Some thoughts this 4th of July weekend…
Books that make you think
The girls and I got busy reading Where the Wind Leads last month.
(I have read this book before…all about that back HERE…but in my frenzy to try to get my girls loving reading more, I picked this one to read aloud to them. I wanted to re-read and I knew it was something that would touch them.)
We read to Claire while she cleaned out the garage. And while Lucy did the dishes.
We read waiting at the doctor’s office.
We read in the car.
We read sprawled out on the couch.
And for the last few days we calculated we needed to read fifty pages a day to finish it up before we all split ways. Some days I wondered if it was making my girls hate reading rather than loving it. Ha!
But honestly, I think deep-down we all loved that productive time together, learning so much about the world and the journeys of others. The things they learn from those journeys and what we can learn vicariously through them.
On our last day I got the girls up early so we could finish the last twenty pages of our book, all snuggled in Lucy’s bedroom together.
I read through tears thinking about all that we take so for granted here in America, about “where the wind has led me.” I did nothing to deserve my parents, my family, where I live, the gospel, just like Vinh (the author) as a three-year-old kid fleeing from Vietnam didn’t have any power to guide his little fishing boat that was picked up by the humanitarian group in the South China Sea that ultimately led to a church group sponsoring he and his family in Arkansas…and eventually brought him to graduate from Harvard Medical School.
And as I contemplate the 4th of July this weekend, these thoughts keep running through my head.

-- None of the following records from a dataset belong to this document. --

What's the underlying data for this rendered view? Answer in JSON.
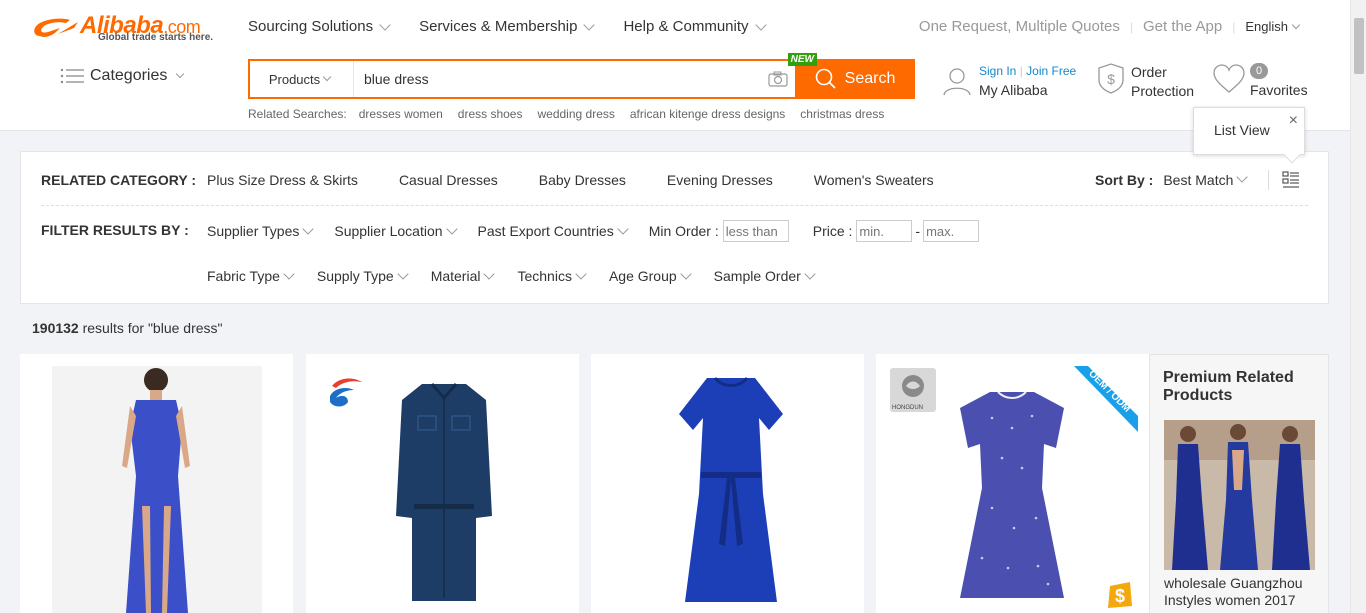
{
  "header": {
    "logo_text": "Alibaba",
    "logo_domain": ".com",
    "logo_tagline": "Global trade starts here.",
    "nav": [
      "Sourcing Solutions",
      "Services & Membership",
      "Help & Community"
    ],
    "links": [
      "One Request, Multiple Quotes",
      "Get the App"
    ],
    "language": "English",
    "categories_label": "Categories"
  },
  "search": {
    "type_label": "Products",
    "query": "blue dress",
    "button_label": "Search",
    "new_badge": "NEW",
    "related_label": "Related Searches:",
    "related": [
      "dresses women",
      "dress shoes",
      "wedding dress",
      "african kitenge dress designs",
      "christmas dress"
    ]
  },
  "account": {
    "sign_in": "Sign In",
    "join_free": "Join Free",
    "title": "My Alibaba"
  },
  "order_protection": {
    "line1": "Order",
    "line2": "Protection"
  },
  "favorites": {
    "count": "0",
    "label": "Favorites"
  },
  "tooltip": {
    "text": "List View",
    "close": "×"
  },
  "filters": {
    "related_category_label": "RELATED CATEGORY :",
    "related_categories": [
      "Plus Size Dress & Skirts",
      "Casual Dresses",
      "Baby Dresses",
      "Evening Dresses",
      "Women's Sweaters"
    ],
    "sort_label": "Sort By :",
    "sort_value": "Best Match",
    "filter_label": "FILTER RESULTS BY :",
    "row1": [
      "Supplier Types",
      "Supplier Location",
      "Past Export Countries"
    ],
    "min_order_label": "Min Order :",
    "min_order_placeholder": "less than",
    "price_label": "Price :",
    "price_min_placeholder": "min.",
    "price_dash": "-",
    "price_max_placeholder": "max.",
    "row2": [
      "Fabric Type",
      "Supply Type",
      "Material",
      "Technics",
      "Age Group",
      "Sample Order"
    ]
  },
  "results": {
    "count": "190132",
    "text": " results for \"blue dress\""
  },
  "premium": {
    "title": "Premium Related Products",
    "description": "wholesale Guangzhou Instyles women 2017"
  },
  "products": {
    "badge_oem": "OEM / ODM",
    "badge_brand": "HONGDUN"
  },
  "colors": {
    "accent": "#ff6a00",
    "link": "#1686cc",
    "new_badge": "#32a00d"
  }
}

“What makes someone and American? From a legal perspective the answer is simple…but I’ve come to believe that being an American involves more than a birthplace, legal status, or ancestry; it involves a set of shared values and beliefs about opportunity, prosperity, and fairness. Generations of refugees and immigrants who came to this country understood and shared those values and beliefs, and by doing so some of them became more American than many who were born here.”
Yes, in this book Vinh Chung is talking about America. That is where the wind led him. And OH! I am so grateful for this country of mine. The opportunities it has given me and my family. But I think this thought relates to all of us humans living in this world.
“I am a refugee, and I always will be. But in a way, all of us are refugees. We are all born in a time and place we didn’t choose, born without language, property, or money…we are all strangers in a strange land, left to fend for ourselves…and as we find our way in this world we need to help others do the same. We all have been blessed–every one of us–and we are all expected to give back.”
What do we do with it? The goodness in our lives? Something I’m continually striving to figure out.
So grateful for this land of opportunity. And that my girls and I got to ponder it all together as we read the miraculous story of someone who was led here by the wind, used his opportunities to learn and grow in so many ways, and taught us to be even more grateful.
Happy 4th of July!
If you like books that give you a window into the lives of others, try these ones:
(I know I already talked about that one in this post, but this link has more info. and I want to have it in this list.)